ABOUT THIS TASK –
All lines in the data bearing the string "some" should be identified and copied.

GIVEN RECORDS –
###

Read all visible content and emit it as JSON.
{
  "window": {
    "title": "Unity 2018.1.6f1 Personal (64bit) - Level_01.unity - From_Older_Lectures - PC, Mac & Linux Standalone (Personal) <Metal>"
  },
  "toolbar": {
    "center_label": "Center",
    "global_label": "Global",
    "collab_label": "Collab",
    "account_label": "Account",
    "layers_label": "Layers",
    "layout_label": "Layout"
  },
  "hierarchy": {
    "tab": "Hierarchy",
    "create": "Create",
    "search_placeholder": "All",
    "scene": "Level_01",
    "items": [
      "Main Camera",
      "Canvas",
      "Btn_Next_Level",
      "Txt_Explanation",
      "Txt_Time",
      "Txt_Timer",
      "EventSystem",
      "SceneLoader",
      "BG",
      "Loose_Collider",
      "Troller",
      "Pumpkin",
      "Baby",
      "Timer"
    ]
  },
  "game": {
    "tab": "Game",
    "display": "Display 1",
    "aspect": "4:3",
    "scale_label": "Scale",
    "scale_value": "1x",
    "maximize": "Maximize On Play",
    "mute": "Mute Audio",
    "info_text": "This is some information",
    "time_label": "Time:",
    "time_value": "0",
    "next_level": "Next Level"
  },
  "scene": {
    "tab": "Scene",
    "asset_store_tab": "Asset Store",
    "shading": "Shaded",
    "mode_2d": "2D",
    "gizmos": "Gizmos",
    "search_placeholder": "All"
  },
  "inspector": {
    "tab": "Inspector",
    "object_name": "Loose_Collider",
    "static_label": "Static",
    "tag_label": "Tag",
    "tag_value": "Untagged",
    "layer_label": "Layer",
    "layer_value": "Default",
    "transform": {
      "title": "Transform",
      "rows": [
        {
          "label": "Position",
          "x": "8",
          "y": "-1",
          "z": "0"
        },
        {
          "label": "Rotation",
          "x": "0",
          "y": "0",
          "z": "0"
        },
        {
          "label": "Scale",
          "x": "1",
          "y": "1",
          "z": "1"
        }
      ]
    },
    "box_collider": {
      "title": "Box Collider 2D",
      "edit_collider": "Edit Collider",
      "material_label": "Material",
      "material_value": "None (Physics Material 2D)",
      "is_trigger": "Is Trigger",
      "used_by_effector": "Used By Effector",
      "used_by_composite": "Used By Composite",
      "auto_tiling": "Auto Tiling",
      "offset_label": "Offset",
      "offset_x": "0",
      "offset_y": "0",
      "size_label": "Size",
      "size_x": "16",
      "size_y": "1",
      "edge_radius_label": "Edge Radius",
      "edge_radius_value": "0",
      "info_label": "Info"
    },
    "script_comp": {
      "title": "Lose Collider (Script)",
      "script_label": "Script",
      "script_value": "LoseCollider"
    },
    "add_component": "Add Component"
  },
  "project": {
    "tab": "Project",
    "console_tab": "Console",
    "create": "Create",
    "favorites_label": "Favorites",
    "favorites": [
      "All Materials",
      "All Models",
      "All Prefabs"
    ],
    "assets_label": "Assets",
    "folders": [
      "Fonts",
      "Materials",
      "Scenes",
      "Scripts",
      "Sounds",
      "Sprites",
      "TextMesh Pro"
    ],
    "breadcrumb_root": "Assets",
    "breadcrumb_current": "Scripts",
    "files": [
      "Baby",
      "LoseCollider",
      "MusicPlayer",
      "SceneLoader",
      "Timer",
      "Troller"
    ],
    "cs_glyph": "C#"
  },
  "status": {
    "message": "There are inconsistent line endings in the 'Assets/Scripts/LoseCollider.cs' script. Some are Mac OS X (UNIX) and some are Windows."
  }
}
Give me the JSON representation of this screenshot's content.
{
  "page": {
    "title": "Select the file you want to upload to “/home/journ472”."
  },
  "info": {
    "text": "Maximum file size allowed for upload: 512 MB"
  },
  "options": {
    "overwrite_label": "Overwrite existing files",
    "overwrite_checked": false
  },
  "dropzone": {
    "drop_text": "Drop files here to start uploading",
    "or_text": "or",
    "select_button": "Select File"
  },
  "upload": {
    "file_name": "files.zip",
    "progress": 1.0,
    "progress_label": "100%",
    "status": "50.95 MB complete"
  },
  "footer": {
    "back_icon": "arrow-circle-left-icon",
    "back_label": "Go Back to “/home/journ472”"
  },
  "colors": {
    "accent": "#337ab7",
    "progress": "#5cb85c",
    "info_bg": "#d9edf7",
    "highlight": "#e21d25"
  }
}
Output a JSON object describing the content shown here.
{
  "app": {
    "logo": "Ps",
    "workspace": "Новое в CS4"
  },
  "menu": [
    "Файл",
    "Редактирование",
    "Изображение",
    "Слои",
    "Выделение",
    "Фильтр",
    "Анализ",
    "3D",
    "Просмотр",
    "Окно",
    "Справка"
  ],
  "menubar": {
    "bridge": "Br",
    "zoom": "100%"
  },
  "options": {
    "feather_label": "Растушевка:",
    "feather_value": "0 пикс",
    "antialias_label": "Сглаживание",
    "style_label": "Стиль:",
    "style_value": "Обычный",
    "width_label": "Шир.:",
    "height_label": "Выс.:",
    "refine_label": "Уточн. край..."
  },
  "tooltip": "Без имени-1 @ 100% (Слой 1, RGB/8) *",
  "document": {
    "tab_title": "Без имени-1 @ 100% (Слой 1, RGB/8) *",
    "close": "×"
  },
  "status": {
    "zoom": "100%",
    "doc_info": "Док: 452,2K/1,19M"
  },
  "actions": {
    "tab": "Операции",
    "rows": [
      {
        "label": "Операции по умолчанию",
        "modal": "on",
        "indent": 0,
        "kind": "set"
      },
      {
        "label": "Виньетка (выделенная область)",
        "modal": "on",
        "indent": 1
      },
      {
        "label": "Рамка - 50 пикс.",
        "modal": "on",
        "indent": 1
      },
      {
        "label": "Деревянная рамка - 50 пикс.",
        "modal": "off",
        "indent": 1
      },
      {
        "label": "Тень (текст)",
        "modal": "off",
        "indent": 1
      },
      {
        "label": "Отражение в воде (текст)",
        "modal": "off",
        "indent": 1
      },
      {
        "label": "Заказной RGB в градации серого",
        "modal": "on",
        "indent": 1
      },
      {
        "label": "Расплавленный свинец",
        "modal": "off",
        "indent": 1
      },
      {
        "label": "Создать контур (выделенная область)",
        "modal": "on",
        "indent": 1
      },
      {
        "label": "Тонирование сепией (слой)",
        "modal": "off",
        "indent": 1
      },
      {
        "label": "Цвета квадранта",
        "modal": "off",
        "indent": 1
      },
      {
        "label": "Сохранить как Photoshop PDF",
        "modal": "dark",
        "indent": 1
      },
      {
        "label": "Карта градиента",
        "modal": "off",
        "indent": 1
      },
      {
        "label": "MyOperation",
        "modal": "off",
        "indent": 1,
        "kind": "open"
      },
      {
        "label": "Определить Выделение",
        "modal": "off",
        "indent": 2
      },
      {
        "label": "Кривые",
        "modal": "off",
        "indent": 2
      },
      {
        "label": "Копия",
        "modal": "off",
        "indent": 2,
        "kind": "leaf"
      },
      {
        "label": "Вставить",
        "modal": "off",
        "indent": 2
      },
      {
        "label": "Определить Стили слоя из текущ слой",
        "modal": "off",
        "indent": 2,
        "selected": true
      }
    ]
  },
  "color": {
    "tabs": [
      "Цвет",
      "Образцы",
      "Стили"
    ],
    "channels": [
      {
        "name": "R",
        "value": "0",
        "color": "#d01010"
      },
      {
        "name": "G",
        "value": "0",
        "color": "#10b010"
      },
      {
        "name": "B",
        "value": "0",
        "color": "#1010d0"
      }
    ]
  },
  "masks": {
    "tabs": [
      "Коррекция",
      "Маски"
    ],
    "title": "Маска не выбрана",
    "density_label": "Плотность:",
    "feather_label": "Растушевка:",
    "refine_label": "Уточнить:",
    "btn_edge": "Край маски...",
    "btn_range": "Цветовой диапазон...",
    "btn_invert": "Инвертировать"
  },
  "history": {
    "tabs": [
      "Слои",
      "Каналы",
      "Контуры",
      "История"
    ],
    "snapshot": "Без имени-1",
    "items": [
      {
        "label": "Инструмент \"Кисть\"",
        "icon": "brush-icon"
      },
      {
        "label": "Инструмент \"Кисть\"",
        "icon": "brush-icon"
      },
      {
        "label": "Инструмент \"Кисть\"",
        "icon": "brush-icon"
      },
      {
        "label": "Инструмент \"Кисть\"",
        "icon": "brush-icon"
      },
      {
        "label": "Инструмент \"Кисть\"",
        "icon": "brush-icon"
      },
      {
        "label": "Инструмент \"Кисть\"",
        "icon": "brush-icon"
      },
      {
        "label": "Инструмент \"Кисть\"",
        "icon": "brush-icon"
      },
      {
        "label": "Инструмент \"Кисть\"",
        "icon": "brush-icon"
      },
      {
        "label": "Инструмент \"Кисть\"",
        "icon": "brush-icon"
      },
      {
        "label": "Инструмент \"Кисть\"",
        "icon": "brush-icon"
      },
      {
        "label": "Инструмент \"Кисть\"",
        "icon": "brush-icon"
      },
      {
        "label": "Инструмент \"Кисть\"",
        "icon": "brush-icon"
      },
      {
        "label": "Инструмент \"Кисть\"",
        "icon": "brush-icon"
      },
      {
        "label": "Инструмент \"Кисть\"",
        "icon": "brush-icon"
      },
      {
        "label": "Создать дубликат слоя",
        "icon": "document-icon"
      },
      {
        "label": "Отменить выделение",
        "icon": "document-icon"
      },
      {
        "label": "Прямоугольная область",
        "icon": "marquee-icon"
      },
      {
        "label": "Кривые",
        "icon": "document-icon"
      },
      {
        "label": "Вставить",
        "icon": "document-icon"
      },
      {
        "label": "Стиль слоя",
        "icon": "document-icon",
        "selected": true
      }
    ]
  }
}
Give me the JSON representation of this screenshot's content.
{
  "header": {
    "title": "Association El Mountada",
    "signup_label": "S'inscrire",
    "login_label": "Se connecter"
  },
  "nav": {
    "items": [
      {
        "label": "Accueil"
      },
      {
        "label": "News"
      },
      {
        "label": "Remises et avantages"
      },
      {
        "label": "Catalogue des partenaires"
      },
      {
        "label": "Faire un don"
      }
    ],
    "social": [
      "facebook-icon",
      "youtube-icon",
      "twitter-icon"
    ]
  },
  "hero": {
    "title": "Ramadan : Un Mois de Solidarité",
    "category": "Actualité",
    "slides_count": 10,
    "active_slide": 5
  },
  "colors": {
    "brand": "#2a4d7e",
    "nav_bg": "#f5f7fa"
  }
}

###

EXERCISE OUTPUT –
    "info_text": "This is some information",
    "message": "There are inconsistent line endings in the 'Assets/Scripts/LoseCollider.cs' script. Some are Mac OS X (UNIX) and some are Windows."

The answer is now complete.